<<<<
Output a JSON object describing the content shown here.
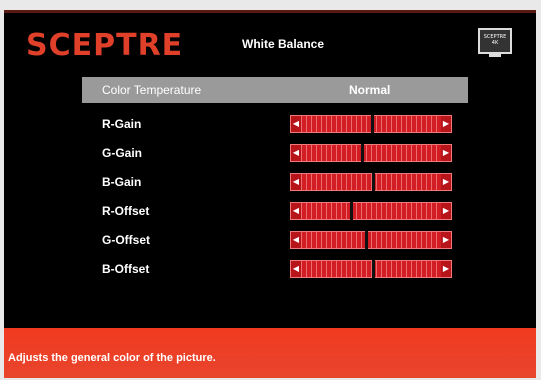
{
  "brand": "SCEPTRE",
  "menu_title": "White Balance",
  "tv_icon": {
    "name": "tv-icon",
    "text": "SCEPTRE 4K"
  },
  "header": {
    "label": "Color Temperature",
    "value": "Normal"
  },
  "rows": [
    {
      "label": "R-Gain",
      "level": 0.5
    },
    {
      "label": "G-Gain",
      "level": 0.43
    },
    {
      "label": "B-Gain",
      "level": 0.51
    },
    {
      "label": "R-Offset",
      "level": 0.35
    },
    {
      "label": "G-Offset",
      "level": 0.46
    },
    {
      "label": "B-Offset",
      "level": 0.51
    }
  ],
  "arrows": {
    "left": "◀",
    "right": "▶"
  },
  "description": "Adjusts the general color of the picture.",
  "colors": {
    "accent": "#e0402a",
    "slider": "#d31d24",
    "footer": "#f03a20"
  }
}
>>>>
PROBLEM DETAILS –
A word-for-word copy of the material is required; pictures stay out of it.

TASK OUTPUT –
Output a JSON object describing the content shown here.
{
  "brand": "SCEPTRE",
  "menu_title": "White Balance",
  "tv_icon": {
    "name": "tv-icon",
    "text": "SCEPTRE 4K"
  },
  "header": {
    "label": "Color Temperature",
    "value": "Normal"
  },
  "rows": [
    {
      "label": "R-Gain",
      "level": 0.5
    },
    {
      "label": "G-Gain",
      "level": 0.43
    },
    {
      "label": "B-Gain",
      "level": 0.51
    },
    {
      "label": "R-Offset",
      "level": 0.35
    },
    {
      "label": "G-Offset",
      "level": 0.46
    },
    {
      "label": "B-Offset",
      "level": 0.51
    }
  ],
  "arrows": {
    "left": "◀",
    "right": "▶"
  },
  "description": "Adjusts the general color of the picture.",
  "colors": {
    "accent": "#e0402a",
    "slider": "#d31d24",
    "footer": "#f03a20"
  }
}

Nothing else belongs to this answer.